Dataset excerpts:
============

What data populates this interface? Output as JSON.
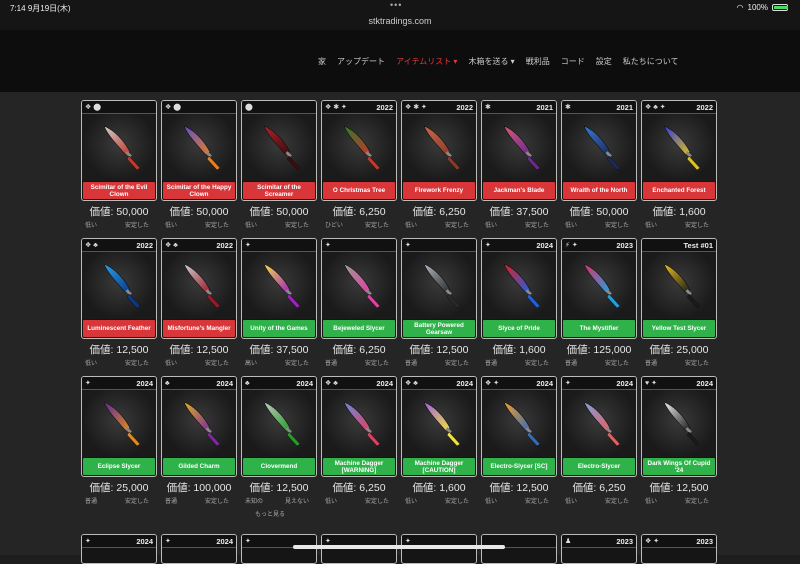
{
  "status": {
    "time": "7:14",
    "date": "9月19日(木)",
    "battery": "100%",
    "battery_level": 1.0
  },
  "browser": {
    "url": "stktradings.com"
  },
  "nav": [
    {
      "label": "家",
      "active": false
    },
    {
      "label": "アップデート",
      "active": false
    },
    {
      "label": "アイテムリスト ▾",
      "active": true
    },
    {
      "label": "木箱を送る ▾",
      "active": false
    },
    {
      "label": "戦利品",
      "active": false
    },
    {
      "label": "コード",
      "active": false
    },
    {
      "label": "設定",
      "active": false
    },
    {
      "label": "私たちについて",
      "active": false
    }
  ],
  "value_prefix": "価値: ",
  "more_label": "もっと見る",
  "items": [
    {
      "name": "Scimitar of the Evil Clown",
      "badges": "❖ ⬤",
      "year": "",
      "value": "価値: 50,000",
      "demand": "低い",
      "stability": "安定した",
      "bar": "red",
      "c1": "#cfcfcf",
      "c2": "#c0392b"
    },
    {
      "name": "Scimitar of the Happy Clown",
      "badges": "❖ ⬤",
      "year": "",
      "value": "価値: 50,000",
      "demand": "低い",
      "stability": "安定した",
      "bar": "red",
      "c1": "#5a4fcf",
      "c2": "#e67e22"
    },
    {
      "name": "Scimitar of the Screamer",
      "badges": "⬤",
      "year": "",
      "value": "価値: 50,000",
      "demand": "低い",
      "stability": "安定した",
      "bar": "red",
      "c1": "#b0202a",
      "c2": "#3a0d0d"
    },
    {
      "name": "O Christmas Tree",
      "badges": "❖ ✱ ✦",
      "year": "2022",
      "value": "価値: 6,250",
      "demand": "ひどい",
      "stability": "安定した",
      "bar": "red",
      "c1": "#2f7a2a",
      "c2": "#c0392b"
    },
    {
      "name": "Firework Frenzy",
      "badges": "❖ ✱ ✦",
      "year": "2022",
      "value": "価値: 6,250",
      "demand": "低い",
      "stability": "安定した",
      "bar": "red",
      "c1": "#c96a4a",
      "c2": "#8a3a2a"
    },
    {
      "name": "Jackman's Blade",
      "badges": "✱",
      "year": "2021",
      "value": "価値: 37,500",
      "demand": "低い",
      "stability": "安定した",
      "bar": "red",
      "c1": "#d65a7a",
      "c2": "#6a2a8a"
    },
    {
      "name": "Wraith of the North",
      "badges": "✱",
      "year": "2021",
      "value": "価値: 50,000",
      "demand": "低い",
      "stability": "安定した",
      "bar": "red",
      "c1": "#3a7ad6",
      "c2": "#1a2a5a"
    },
    {
      "name": "Enchanted Forest",
      "badges": "❖ ♣ ✦",
      "year": "2022",
      "value": "価値: 1,600",
      "demand": "低い",
      "stability": "安定した",
      "bar": "red",
      "c1": "#2a3ad6",
      "c2": "#e0c020"
    },
    {
      "name": "Luminescent Feather",
      "badges": "❖ ♣",
      "year": "2022",
      "value": "価値: 12,500",
      "demand": "低い",
      "stability": "安定した",
      "bar": "red",
      "c1": "#2aa0e6",
      "c2": "#0a3a8a"
    },
    {
      "name": "Misfortune's Mangler",
      "badges": "❖ ♣",
      "year": "2022",
      "value": "価値: 12,500",
      "demand": "低い",
      "stability": "安定した",
      "bar": "red",
      "c1": "#cfcfcf",
      "c2": "#9a1a2a"
    },
    {
      "name": "Unity of the Games",
      "badges": "✦",
      "year": "",
      "value": "価値: 37,500",
      "demand": "高い",
      "stability": "安定した",
      "bar": "green",
      "c1": "#f2e040",
      "c2": "#a020c0"
    },
    {
      "name": "Bejeweled Slycer",
      "badges": "✦",
      "year": "",
      "value": "価値: 6,250",
      "demand": "普通",
      "stability": "安定した",
      "bar": "green",
      "c1": "#9a9a9a",
      "c2": "#e040a0"
    },
    {
      "name": "Battery Powered Gearsaw",
      "badges": "✦",
      "year": "",
      "value": "価値: 12,500",
      "demand": "普通",
      "stability": "安定した",
      "bar": "green",
      "c1": "#b0b8c0",
      "c2": "#2a2a2a"
    },
    {
      "name": "Slyce of Pride",
      "badges": "✦",
      "year": "2024",
      "value": "価値: 1,600",
      "demand": "普通",
      "stability": "安定した",
      "bar": "green",
      "c1": "#e02020",
      "c2": "#2060e0"
    },
    {
      "name": "The Mystifier",
      "badges": "⚡ ✦",
      "year": "2023",
      "value": "価値: 125,000",
      "demand": "普通",
      "stability": "安定した",
      "bar": "green",
      "c1": "#e0306a",
      "c2": "#20a0e0"
    },
    {
      "name": "Yellow Test Slycer",
      "badges": "",
      "year": "Test #01",
      "value": "価値: 25,000",
      "demand": "普通",
      "stability": "安定した",
      "bar": "green",
      "c1": "#e8c020",
      "c2": "#1a1a1a"
    },
    {
      "name": "Eclipse Slycer",
      "badges": "✦",
      "year": "2024",
      "value": "価値: 25,000",
      "demand": "普通",
      "stability": "安定した",
      "bar": "green",
      "c1": "#5a2a9a",
      "c2": "#e08a20"
    },
    {
      "name": "Gilded Charm",
      "badges": "♣",
      "year": "2024",
      "value": "価値: 100,000",
      "demand": "普通",
      "stability": "安定した",
      "bar": "green",
      "c1": "#e0b020",
      "c2": "#7a2a9a"
    },
    {
      "name": "Clovermend",
      "badges": "♣",
      "year": "2024",
      "value": "価値: 12,500",
      "demand": "未知の",
      "stability": "見えない",
      "bar": "green",
      "c1": "#c0c8c0",
      "c2": "#2a9a2a"
    },
    {
      "name": "Machine Dagger [WARNING]",
      "badges": "❖ ♣",
      "year": "2024",
      "value": "価値: 6,250",
      "demand": "低い",
      "stability": "安定した",
      "bar": "green",
      "c1": "#6a8ae0",
      "c2": "#e04060"
    },
    {
      "name": "Machine Dagger [CAUTION]",
      "badges": "❖ ♣",
      "year": "2024",
      "value": "価値: 1,600",
      "demand": "低い",
      "stability": "安定した",
      "bar": "green",
      "c1": "#a060e0",
      "c2": "#f0e040"
    },
    {
      "name": "Electro-Slycer [SC]",
      "badges": "❖ ✦",
      "year": "2024",
      "value": "価値: 12,500",
      "demand": "低い",
      "stability": "安定した",
      "bar": "green",
      "c1": "#f0a030",
      "c2": "#3a6ab0"
    },
    {
      "name": "Electro-Slycer",
      "badges": "✦",
      "year": "2024",
      "value": "価値: 6,250",
      "demand": "低い",
      "stability": "安定した",
      "bar": "green",
      "c1": "#80a0e0",
      "c2": "#e06060"
    },
    {
      "name": "Dark Wings Of Cupid '24",
      "badges": "♥ ✦",
      "year": "2024",
      "value": "価値: 12,500",
      "demand": "低い",
      "stability": "安定した",
      "bar": "green",
      "c1": "#f0f0f0",
      "c2": "#1a1a1a"
    }
  ],
  "row4": [
    {
      "badges": "✦",
      "year": "2024"
    },
    {
      "badges": "✦",
      "year": "2024"
    },
    {
      "badges": "✦",
      "year": ""
    },
    {
      "badges": "✦",
      "year": ""
    },
    {
      "badges": "✦",
      "year": ""
    },
    {
      "badges": "",
      "year": ""
    },
    {
      "badges": "♟",
      "year": "2023"
    },
    {
      "badges": "❖ ✦",
      "year": "2023"
    }
  ]
}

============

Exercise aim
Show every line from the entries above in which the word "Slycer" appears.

Result of the exercise
      "name": "Bejeweled Slycer",
      "name": "Yellow Test Slycer",
      "name": "Eclipse Slycer",
      "name": "Electro-Slycer [SC]",
      "name": "Electro-Slycer",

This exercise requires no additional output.